## EXERCISE BRIEF:
Wherever the word "Disallow" shows up in the data, report the line it sits in.
[RECORDS SHOWN — start]
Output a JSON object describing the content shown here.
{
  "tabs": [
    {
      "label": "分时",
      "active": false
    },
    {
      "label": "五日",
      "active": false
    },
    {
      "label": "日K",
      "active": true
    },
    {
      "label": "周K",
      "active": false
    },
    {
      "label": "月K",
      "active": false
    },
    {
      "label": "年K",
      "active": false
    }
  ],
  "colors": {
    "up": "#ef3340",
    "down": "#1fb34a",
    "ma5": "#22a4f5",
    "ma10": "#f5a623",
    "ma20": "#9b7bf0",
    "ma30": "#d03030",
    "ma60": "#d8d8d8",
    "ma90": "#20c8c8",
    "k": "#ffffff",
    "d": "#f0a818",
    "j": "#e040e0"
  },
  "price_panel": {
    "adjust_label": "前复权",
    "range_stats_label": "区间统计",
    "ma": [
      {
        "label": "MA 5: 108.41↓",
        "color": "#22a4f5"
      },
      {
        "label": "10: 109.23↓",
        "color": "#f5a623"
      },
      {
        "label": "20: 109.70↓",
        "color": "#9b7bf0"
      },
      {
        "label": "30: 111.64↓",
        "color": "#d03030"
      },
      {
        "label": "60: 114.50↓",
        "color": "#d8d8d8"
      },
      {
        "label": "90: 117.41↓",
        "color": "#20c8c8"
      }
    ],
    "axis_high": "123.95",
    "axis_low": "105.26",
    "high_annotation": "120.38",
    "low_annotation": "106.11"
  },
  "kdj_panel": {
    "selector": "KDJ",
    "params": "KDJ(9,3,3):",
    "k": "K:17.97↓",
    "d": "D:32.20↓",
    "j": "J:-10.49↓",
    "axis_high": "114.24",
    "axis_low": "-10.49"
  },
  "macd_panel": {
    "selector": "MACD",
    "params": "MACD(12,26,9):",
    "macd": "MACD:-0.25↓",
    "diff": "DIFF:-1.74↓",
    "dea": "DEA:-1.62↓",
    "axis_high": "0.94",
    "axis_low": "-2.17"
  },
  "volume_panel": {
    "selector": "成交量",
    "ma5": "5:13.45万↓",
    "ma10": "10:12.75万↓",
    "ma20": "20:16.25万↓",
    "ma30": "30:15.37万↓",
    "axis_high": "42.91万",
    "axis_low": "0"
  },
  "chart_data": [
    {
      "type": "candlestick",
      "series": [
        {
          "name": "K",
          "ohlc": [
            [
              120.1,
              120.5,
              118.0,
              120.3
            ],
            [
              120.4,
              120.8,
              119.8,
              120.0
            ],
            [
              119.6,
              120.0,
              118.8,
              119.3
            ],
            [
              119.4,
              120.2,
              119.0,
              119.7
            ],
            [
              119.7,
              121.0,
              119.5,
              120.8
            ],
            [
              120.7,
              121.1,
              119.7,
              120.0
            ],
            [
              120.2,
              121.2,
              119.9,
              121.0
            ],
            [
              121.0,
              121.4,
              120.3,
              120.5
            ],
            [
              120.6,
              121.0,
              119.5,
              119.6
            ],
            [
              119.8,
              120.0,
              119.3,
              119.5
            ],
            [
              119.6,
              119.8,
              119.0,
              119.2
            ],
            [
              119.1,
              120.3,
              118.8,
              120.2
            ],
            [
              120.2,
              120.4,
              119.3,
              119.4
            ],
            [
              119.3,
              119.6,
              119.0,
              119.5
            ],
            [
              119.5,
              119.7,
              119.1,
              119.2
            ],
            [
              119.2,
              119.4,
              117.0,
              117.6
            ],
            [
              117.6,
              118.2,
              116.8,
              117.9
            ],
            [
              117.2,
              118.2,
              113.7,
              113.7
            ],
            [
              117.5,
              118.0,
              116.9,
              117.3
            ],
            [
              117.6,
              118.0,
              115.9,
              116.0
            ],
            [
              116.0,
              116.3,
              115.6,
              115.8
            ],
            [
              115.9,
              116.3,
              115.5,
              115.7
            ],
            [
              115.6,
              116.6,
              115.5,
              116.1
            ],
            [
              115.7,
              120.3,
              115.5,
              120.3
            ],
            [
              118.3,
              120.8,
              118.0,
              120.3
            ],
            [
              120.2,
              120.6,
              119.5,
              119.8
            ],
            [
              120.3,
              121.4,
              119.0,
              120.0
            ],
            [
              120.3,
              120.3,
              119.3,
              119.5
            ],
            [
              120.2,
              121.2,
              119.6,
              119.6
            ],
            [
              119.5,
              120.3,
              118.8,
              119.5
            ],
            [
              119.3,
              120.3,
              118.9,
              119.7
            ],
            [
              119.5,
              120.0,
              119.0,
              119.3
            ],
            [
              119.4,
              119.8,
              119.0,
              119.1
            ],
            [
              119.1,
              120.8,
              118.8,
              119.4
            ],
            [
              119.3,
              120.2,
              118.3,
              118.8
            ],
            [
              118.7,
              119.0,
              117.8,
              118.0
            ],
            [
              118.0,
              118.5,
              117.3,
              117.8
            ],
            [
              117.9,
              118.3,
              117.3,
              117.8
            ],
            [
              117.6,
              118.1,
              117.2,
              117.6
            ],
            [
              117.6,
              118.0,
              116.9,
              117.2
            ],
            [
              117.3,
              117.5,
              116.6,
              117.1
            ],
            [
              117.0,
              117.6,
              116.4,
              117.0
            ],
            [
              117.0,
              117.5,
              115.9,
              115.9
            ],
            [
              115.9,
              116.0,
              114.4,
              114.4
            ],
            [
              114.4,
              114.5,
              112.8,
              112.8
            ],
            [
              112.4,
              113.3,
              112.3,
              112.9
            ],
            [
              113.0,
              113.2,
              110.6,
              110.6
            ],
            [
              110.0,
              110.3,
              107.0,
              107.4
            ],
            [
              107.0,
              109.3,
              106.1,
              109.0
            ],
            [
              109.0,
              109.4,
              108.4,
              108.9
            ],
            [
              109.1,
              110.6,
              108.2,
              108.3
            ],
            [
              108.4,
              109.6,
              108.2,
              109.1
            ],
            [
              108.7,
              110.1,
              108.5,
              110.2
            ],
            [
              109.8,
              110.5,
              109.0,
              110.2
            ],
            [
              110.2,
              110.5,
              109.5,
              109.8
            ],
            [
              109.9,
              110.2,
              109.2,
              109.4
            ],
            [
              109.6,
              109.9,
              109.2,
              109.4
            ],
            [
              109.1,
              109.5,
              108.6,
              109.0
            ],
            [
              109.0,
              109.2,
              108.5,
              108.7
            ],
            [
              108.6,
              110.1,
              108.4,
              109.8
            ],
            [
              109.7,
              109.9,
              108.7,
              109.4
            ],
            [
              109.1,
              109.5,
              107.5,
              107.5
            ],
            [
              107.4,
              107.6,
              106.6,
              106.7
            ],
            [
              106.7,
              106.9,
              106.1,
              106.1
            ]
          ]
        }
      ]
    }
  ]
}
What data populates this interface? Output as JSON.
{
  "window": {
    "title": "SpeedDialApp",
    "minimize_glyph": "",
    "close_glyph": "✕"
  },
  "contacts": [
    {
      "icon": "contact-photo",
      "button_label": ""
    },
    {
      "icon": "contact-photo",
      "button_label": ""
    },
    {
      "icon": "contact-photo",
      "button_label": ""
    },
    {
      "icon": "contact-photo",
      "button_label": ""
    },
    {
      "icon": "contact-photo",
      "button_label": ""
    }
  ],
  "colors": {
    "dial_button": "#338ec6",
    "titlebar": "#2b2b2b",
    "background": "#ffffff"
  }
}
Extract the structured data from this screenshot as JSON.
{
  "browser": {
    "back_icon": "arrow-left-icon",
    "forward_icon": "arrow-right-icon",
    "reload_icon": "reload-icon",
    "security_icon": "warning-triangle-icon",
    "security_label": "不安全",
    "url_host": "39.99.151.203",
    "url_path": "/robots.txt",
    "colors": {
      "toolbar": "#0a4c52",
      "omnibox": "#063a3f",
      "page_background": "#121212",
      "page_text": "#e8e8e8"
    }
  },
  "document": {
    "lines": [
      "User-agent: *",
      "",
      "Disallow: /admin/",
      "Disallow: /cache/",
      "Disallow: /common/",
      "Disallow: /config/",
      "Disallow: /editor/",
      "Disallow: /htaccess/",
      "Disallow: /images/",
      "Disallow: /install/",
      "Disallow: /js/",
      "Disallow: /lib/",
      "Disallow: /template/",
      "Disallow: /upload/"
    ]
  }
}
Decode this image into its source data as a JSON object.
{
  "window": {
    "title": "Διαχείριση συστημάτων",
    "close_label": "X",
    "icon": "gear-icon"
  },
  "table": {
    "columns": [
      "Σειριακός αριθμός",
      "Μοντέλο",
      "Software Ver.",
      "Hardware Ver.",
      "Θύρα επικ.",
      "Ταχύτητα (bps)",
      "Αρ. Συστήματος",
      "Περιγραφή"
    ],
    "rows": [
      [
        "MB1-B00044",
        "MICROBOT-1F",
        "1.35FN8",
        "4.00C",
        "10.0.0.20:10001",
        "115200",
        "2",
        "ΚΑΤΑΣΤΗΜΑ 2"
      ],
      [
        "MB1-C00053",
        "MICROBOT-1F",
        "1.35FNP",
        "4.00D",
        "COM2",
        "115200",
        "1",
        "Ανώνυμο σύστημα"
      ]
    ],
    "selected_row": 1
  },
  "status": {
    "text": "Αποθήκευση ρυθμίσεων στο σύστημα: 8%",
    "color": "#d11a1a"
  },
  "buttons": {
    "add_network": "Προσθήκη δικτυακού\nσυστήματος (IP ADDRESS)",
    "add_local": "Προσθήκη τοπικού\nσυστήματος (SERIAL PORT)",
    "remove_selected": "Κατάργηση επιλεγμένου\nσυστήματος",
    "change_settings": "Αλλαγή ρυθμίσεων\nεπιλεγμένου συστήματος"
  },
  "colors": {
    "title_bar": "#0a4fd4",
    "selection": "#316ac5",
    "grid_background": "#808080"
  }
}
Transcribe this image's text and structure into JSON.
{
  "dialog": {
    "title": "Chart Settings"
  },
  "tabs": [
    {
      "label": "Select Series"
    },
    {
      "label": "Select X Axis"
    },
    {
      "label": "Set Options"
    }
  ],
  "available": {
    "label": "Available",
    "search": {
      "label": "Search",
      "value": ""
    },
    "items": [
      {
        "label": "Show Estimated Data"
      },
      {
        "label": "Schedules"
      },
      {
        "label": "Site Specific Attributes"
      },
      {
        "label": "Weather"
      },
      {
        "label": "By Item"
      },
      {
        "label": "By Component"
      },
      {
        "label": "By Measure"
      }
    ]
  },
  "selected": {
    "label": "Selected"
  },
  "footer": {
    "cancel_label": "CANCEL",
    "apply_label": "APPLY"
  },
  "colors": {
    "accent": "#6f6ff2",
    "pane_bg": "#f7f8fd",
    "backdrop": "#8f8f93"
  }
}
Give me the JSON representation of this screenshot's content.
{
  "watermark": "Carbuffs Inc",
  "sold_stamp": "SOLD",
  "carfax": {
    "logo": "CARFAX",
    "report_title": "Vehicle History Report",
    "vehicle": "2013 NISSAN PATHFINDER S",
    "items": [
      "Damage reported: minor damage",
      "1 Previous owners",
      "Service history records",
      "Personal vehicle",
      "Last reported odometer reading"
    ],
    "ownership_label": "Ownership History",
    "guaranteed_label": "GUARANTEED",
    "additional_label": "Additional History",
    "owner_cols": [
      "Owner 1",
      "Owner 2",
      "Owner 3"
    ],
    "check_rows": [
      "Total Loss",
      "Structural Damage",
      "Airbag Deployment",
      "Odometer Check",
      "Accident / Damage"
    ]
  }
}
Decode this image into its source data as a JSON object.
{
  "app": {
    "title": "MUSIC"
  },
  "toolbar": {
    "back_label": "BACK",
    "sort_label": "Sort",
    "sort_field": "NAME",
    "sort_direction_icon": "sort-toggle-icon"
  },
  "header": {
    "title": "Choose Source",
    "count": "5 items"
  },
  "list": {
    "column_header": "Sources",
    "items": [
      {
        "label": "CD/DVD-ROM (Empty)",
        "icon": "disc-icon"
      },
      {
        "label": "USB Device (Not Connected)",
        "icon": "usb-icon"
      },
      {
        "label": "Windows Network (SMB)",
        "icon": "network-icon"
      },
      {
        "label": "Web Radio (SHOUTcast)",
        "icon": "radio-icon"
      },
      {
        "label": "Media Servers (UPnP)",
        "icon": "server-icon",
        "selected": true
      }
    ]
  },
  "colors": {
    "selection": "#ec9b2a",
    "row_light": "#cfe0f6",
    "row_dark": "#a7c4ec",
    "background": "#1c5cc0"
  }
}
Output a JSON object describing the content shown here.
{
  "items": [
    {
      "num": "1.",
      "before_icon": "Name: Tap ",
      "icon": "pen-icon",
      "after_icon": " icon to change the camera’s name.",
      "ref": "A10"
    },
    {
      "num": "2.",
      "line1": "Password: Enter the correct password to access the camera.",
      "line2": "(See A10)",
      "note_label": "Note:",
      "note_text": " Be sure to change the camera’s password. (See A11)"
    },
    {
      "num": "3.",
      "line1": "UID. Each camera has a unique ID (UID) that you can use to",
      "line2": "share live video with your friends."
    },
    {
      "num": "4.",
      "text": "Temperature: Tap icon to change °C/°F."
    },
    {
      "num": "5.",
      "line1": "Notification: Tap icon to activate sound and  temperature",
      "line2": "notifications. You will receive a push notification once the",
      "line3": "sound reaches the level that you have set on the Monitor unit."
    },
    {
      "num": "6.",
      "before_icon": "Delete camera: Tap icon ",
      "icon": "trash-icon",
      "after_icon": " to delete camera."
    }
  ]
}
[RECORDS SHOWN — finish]
## ANSWER AREA:
      "Disallow: /admin/",
      "Disallow: /cache/",
      "Disallow: /common/",
      "Disallow: /config/",
      "Disallow: /editor/",
      "Disallow: /htaccess/",
      "Disallow: /images/",
      "Disallow: /install/",
      "Disallow: /js/",
      "Disallow: /lib/",
      "Disallow: /template/",
      "Disallow: /upload/"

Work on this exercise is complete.